==== EXTRACTED INFORMATION

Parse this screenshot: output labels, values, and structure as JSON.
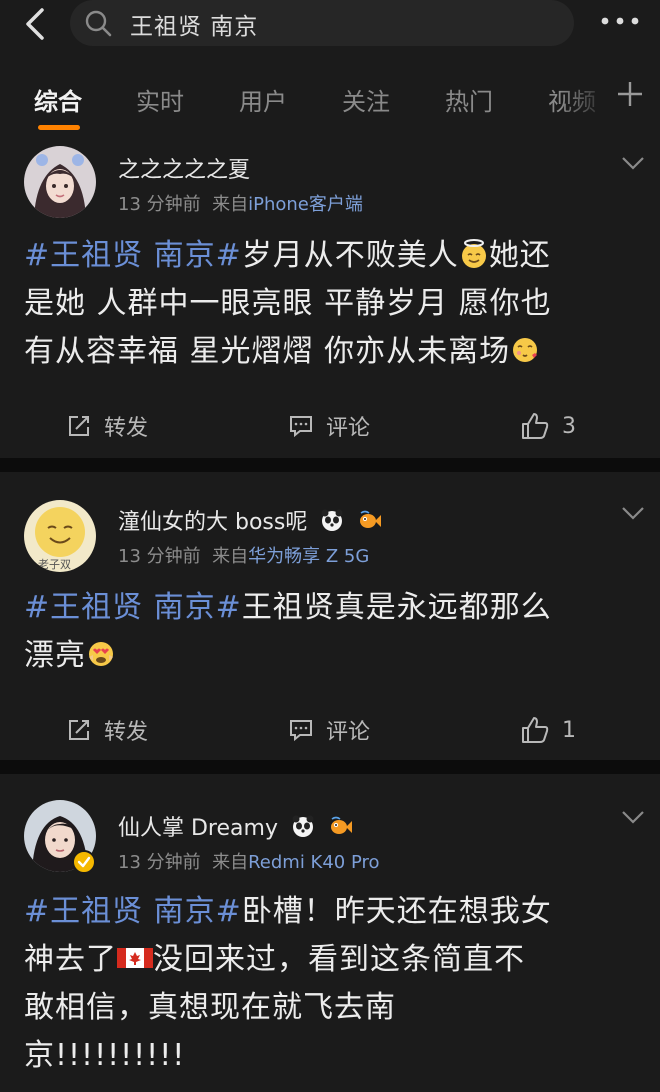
{
  "search": {
    "query": "王祖贤 南京"
  },
  "tabs": [
    {
      "label": "综合"
    },
    {
      "label": "实时"
    },
    {
      "label": "用户"
    },
    {
      "label": "关注"
    },
    {
      "label": "热门"
    },
    {
      "label": "视频"
    }
  ],
  "posts": [
    {
      "username": "之之之之之夏",
      "time": "13 分钟前",
      "source_prefix": "来自",
      "source": "iPhone客户端",
      "tag": "#王祖贤 南京#",
      "line1": "岁月从不败美人",
      "line1b": "她还",
      "line2": "是她 人群中一眼亮眼 平静岁月 愿你也",
      "line3": "有从容幸福 星光熠熠 你亦从未离场",
      "repost": "转发",
      "comment": "评论",
      "likes": "3"
    },
    {
      "username": "潼仙女的大 boss呢",
      "time": "13 分钟前",
      "source_prefix": "来自",
      "source": "华为畅享 Z 5G",
      "avatar_text": "老子双",
      "tag": "#王祖贤 南京#",
      "line1": "王祖贤真是永远都那么",
      "line2": "漂亮",
      "repost": "转发",
      "comment": "评论",
      "likes": "1"
    },
    {
      "username": "仙人掌 Dreamy",
      "time": "13 分钟前",
      "source_prefix": "来自",
      "source": "Redmi K40 Pro",
      "tag": "#王祖贤 南京#",
      "line1": "卧槽！昨天还在想我女",
      "line2a": "神去了",
      "line2b": "没回来过，看到这条简直不",
      "line3": "敢相信，真想现在就飞去南",
      "line4": "京!!!!!!!!!!"
    }
  ],
  "colors": {
    "accent": "#ff8200",
    "link": "#6b8fd6",
    "source": "#7d9fd8"
  }
}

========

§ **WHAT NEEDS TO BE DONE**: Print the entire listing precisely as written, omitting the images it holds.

§ **SOLUTION**:
Parse this screenshot: output labels, values, and structure as JSON.
{
  "search": {
    "query": "王祖贤 南京"
  },
  "tabs": [
    {
      "label": "综合"
    },
    {
      "label": "实时"
    },
    {
      "label": "用户"
    },
    {
      "label": "关注"
    },
    {
      "label": "热门"
    },
    {
      "label": "视频"
    }
  ],
  "posts": [
    {
      "username": "之之之之之夏",
      "time": "13 分钟前",
      "source_prefix": "来自",
      "source": "iPhone客户端",
      "tag": "#王祖贤 南京#",
      "line1": "岁月从不败美人",
      "line1b": "她还",
      "line2": "是她 人群中一眼亮眼 平静岁月 愿你也",
      "line3": "有从容幸福 星光熠熠 你亦从未离场",
      "repost": "转发",
      "comment": "评论",
      "likes": "3"
    },
    {
      "username": "潼仙女的大 boss呢",
      "time": "13 分钟前",
      "source_prefix": "来自",
      "source": "华为畅享 Z 5G",
      "avatar_text": "老子双",
      "tag": "#王祖贤 南京#",
      "line1": "王祖贤真是永远都那么",
      "line2": "漂亮",
      "repost": "转发",
      "comment": "评论",
      "likes": "1"
    },
    {
      "username": "仙人掌 Dreamy",
      "time": "13 分钟前",
      "source_prefix": "来自",
      "source": "Redmi K40 Pro",
      "tag": "#王祖贤 南京#",
      "line1": "卧槽！昨天还在想我女",
      "line2a": "神去了",
      "line2b": "没回来过，看到这条简直不",
      "line3": "敢相信，真想现在就飞去南",
      "line4": "京!!!!!!!!!!"
    }
  ],
  "colors": {
    "accent": "#ff8200",
    "link": "#6b8fd6",
    "source": "#7d9fd8"
  }
}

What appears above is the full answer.